Once you know where to flute, the process is pretty straightforward: Just squeeze some notches in the flange. That said, it takes more of an artistic touch rather than brute force. Go slowly and gently. The last thing you want is to “overshoot” and to cause the piece to bow in the opposite direction. Start out with intentionally gentle squeezes, making notches just barely visible. Check the web against a straightedge again to see how much difference it made. Repeat iteratively until the part is straight. You may need to flute deeper in certain spots to compensate for inconsistencies in how much the flange was stretched. Just do whatever it takes, and get it as close to perfectly straight as possible. The straighter your rib and bulkhead flanges are, the easier it will be later to drill your rivet holes dead on the center line. If you accidentally go too far and introduce bow in the opposite direction, you can simply take your hand seamer, and very gently squeeze the flutes out.

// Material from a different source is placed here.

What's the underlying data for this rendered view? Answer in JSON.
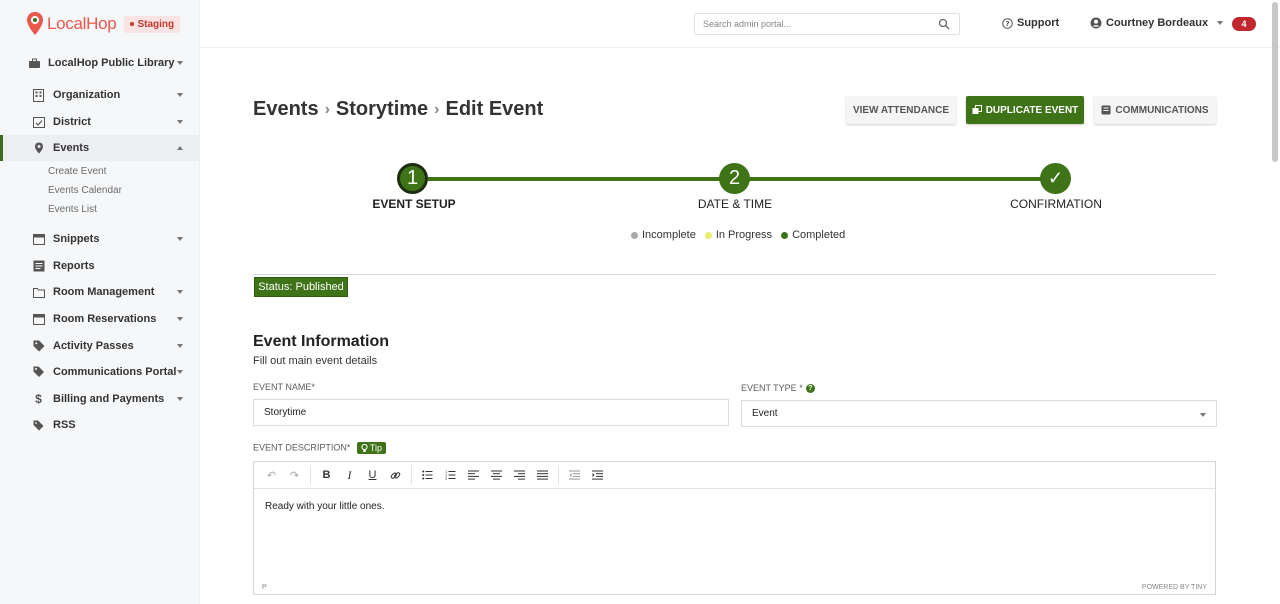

Don’t forget, you’ve got two flanges that can work with or against each other. Don’t try to take all of the bow out with just one flange. Wing leading edge or fuel tank ribs tend to be the most challenging, since they usually have dramatically different contour on the top and bottom flanges. It takes a bit of practice to learn how to fix a badly bowed rib. Take your time, and try not to “chase your tail” in this process. Getting slightly off track can turn that rib into a twisted mess. Go slowly, and only try to correct it a little bit at a time until the rib lays nice and flat.
Once you’ve got your part fluted, double check the angle of the flange again to make sure you didn’t introduce any unintentional bend in either direction. You can use a square for this, assuming the flange is supposed to be perpendicular to the web. Sometimes, you’ll flute your flanges, get them squared up, and then you find the part has twist again. It’s definitely an iterative process, where you may have to go back and forth between fluting and flanging until everything is perfect.
Preparing the parts is definitely not the most rewarding aspect of building your plane. You might spend hours deburring edges and fluting and flanging, with basically nothing to show for it. Your family and friends may comment, “What were you doing out there in the garage for all those hours? It looks the same as it did three days ago.” Just remember, as monotonous as this process can be, it is definitely time well spent. And, trust me on this, it will eventually end.
I’m personally glad we got the prep work out of the way, because next time we get to start drilling holes! In the next installment, we’ll talk about assembling components, techniques for drilling all of those thousands of holes, and tips on deburring ’em. See you next month!